In recognition of this, the Government of Canada has established S&T development as a major economic priority for the foreseeable future. This includes not only advanced R&D, but also the commercialization of Canadian S&T innovations and their transfer to the U.S. and global markets. This outward-looking approach is important because strong international S&T linkages help connect Canadian firms to the world marketplace of ideas, talents and technologies. In turn, this ensures that Canada’s exporters have access to leading-edge research, which boosts their competitiveness and productivity.

Looking abroad, especially to the U.S., is even more important when one considers the relatively small size of the Canadian market for many advanced technologies. In aerospace, for example, the volume of domestic demand simply cannot support the full-fledged commercialization of a service or product, so having access to the U.S. aerospace industry is absolutely vital for the survival of Canadian companies in this sector. This example could be repeated across a wide range of industries, and if your company operates in one of them, you will almost inevitably have to become an exporter. And because of its geographical accessibility, its vast S&T market and the willingness of its companies to work with Canadian firms, the U.S. is the most obvious destination for Canadian businesses that can supply technologically advanced products, services and knowledge.

But "exporting to the U.S." in this context means much more than shipping goods or providing services. It can also mean joining a U.S/global value chain through R&D collaboration with a company in the United States; forming a Canada-U.S. partnership to commercialize a product; or investing in a U.S. business whose R&D or innovations complement your own.
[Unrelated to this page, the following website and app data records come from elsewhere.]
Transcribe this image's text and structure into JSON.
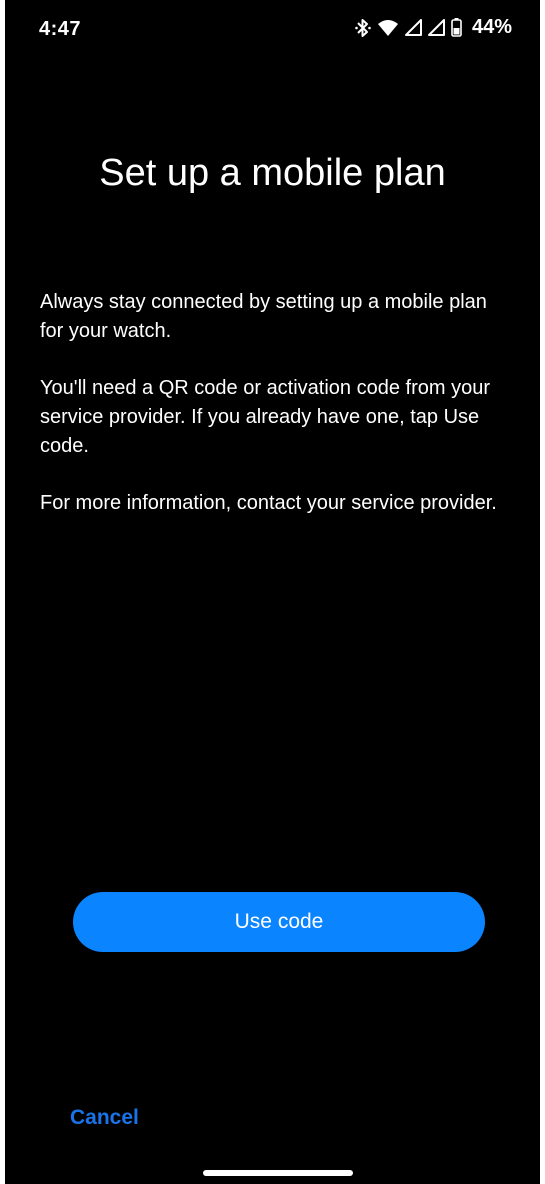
{
  "status_bar": {
    "time": "4:47",
    "battery_percent": "44%",
    "icons": [
      "bluetooth-icon",
      "wifi-icon",
      "signal-icon",
      "signal-icon",
      "battery-icon"
    ]
  },
  "screen": {
    "title": "Set up a mobile plan",
    "paragraphs": [
      "Always stay connected by setting up a mobile plan for your watch.",
      "You'll need a QR code or activation code from your service provider. If you already have one, tap Use code.",
      "For more information, contact your service provider."
    ]
  },
  "actions": {
    "primary_label": "Use code",
    "cancel_label": "Cancel"
  },
  "colors": {
    "background": "#000000",
    "primary_button": "#0a84ff",
    "cancel_text": "#1a73e8"
  }
}
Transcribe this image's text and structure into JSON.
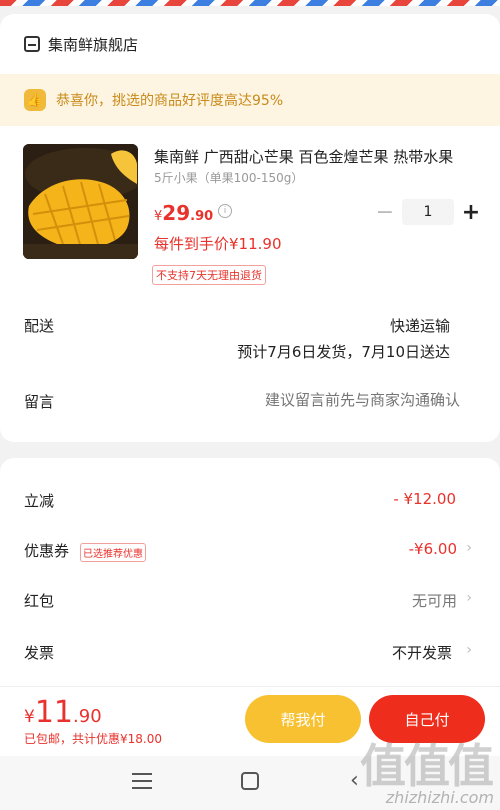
{
  "shop": {
    "name": "集南鲜旗舰店",
    "icon": "store-icon"
  },
  "banner": {
    "text": "恭喜你，挑选的商品好评度高达95%",
    "icon": "thumbs-up-icon"
  },
  "product": {
    "title": "集南鲜 广西甜心芒果 百色金煌芒果 热带水果",
    "spec": "5斤小果（单果100-150g）",
    "price_symbol": "¥",
    "price_int": "29",
    "price_dec": ".90",
    "quantity": "1",
    "unit_price": "每件到手价¥11.90",
    "return_tag": "不支持7天无理由退货"
  },
  "delivery": {
    "label": "配送",
    "method": "快递运输",
    "eta": "预计7月6日发货，7月10日送达"
  },
  "message": {
    "label": "留言",
    "placeholder": "建议留言前先与商家沟通确认"
  },
  "payment": {
    "discount_label": "立减",
    "discount_value": "- ¥12.00",
    "coupon_label": "优惠券",
    "coupon_tag": "已选推荐优惠",
    "coupon_value": "-¥6.00",
    "redpacket_label": "红包",
    "redpacket_value": "无可用",
    "invoice_label": "发票",
    "invoice_value": "不开发票"
  },
  "checkout": {
    "total_symbol": "¥",
    "total_int": "11",
    "total_dec": ".90",
    "total_sub": "已包邮，共计优惠¥18.00",
    "help_pay_label": "帮我付",
    "self_pay_label": "自己付"
  },
  "watermark": {
    "glyphs": "值值值",
    "url": "zhizhizhi.com"
  },
  "colors": {
    "accent": "#e8322c",
    "help_button": "#f8c131",
    "pay_button": "#ef2d1c",
    "banner_bg": "#fdf5e2"
  }
}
U.S. sectors that offer excellent prospects for such investments and partnerships include aerospace and defence, life sciences, environmental technology, renewable energy and information and communications technology.

Date Modified: